**Work required:**
Filter the entries down to the lines holding "structured", then copy those lines.

**Data excerpts:**
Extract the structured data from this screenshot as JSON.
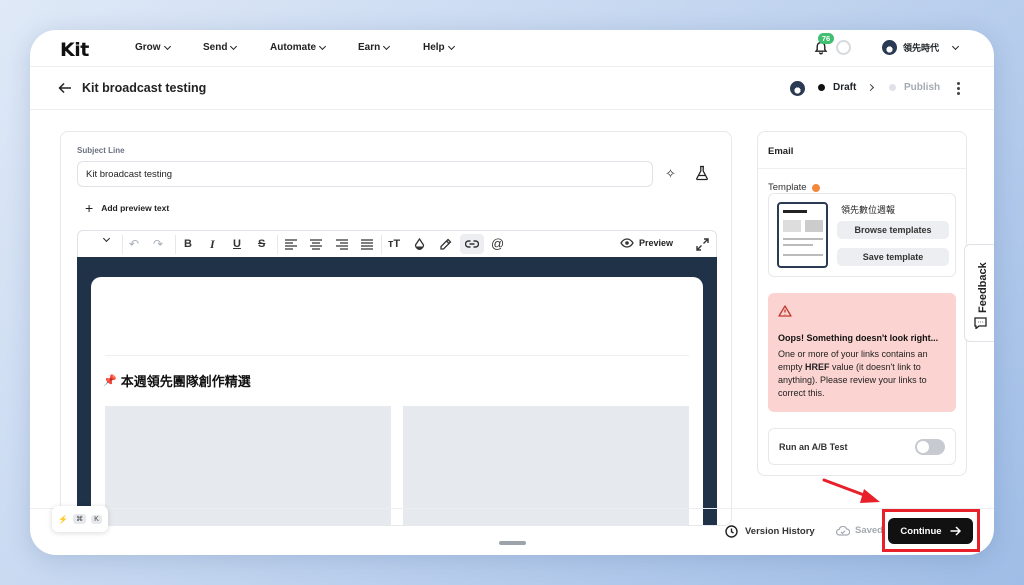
{
  "nav": {
    "logo": "Kit",
    "items": [
      {
        "label": "Grow"
      },
      {
        "label": "Send"
      },
      {
        "label": "Automate"
      },
      {
        "label": "Earn"
      },
      {
        "label": "Help"
      }
    ],
    "notification_count": "76",
    "user_name": "領先時代"
  },
  "header": {
    "title": "Kit broadcast testing",
    "step_draft": "Draft",
    "step_publish": "Publish"
  },
  "editor": {
    "subject_label": "Subject Line",
    "subject_value": "Kit broadcast testing",
    "add_preview_text": "Add preview text",
    "preview_label": "Preview",
    "content_heading": "本週領先團隊創作精選"
  },
  "sidebar": {
    "heading": "Email",
    "template_label": "Template",
    "template_name": "領先數位週報",
    "browse_templates": "Browse templates",
    "save_template": "Save template",
    "alert_title": "Oops! Something doesn't look right...",
    "alert_body_1": "One or more of your links contains an empty ",
    "alert_body_bold": "HREF",
    "alert_body_2": " value (it doesn't link to anything). Please review your links to correct this.",
    "ab_test_label": "Run an A/B Test"
  },
  "feedback": {
    "label": "Feedback"
  },
  "footer": {
    "version_history": "Version History",
    "saved": "Saved",
    "continue": "Continue",
    "kbd_cmd": "⌘",
    "kbd_k": "K"
  },
  "colors": {
    "accent_dark": "#111111",
    "highlight_red": "#e8202a",
    "alert_bg": "#fbd3d0",
    "badge_green": "#3fbf6f",
    "email_canvas": "#1f3248"
  }
}
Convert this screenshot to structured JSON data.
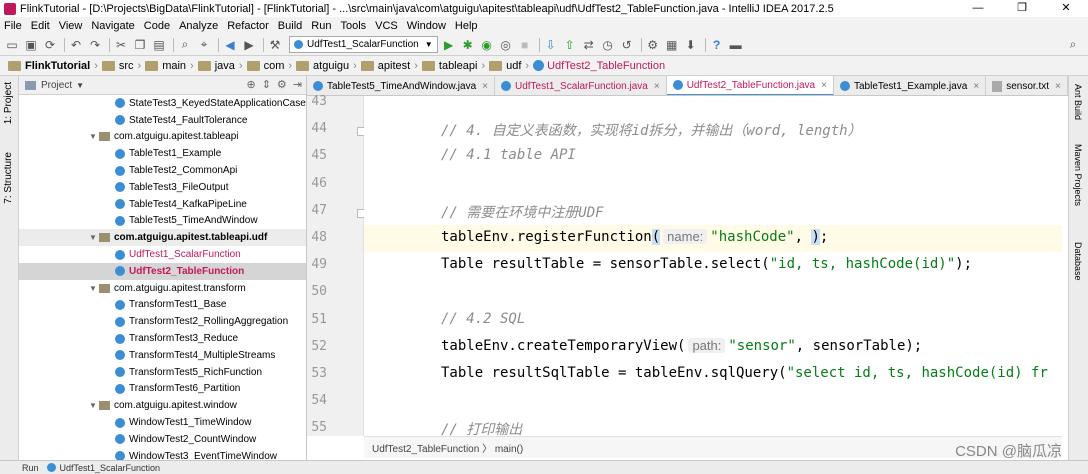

**Written reply:**
Extract the structured data from this screenshot as JSON.
Convert this screenshot to structured JSON data.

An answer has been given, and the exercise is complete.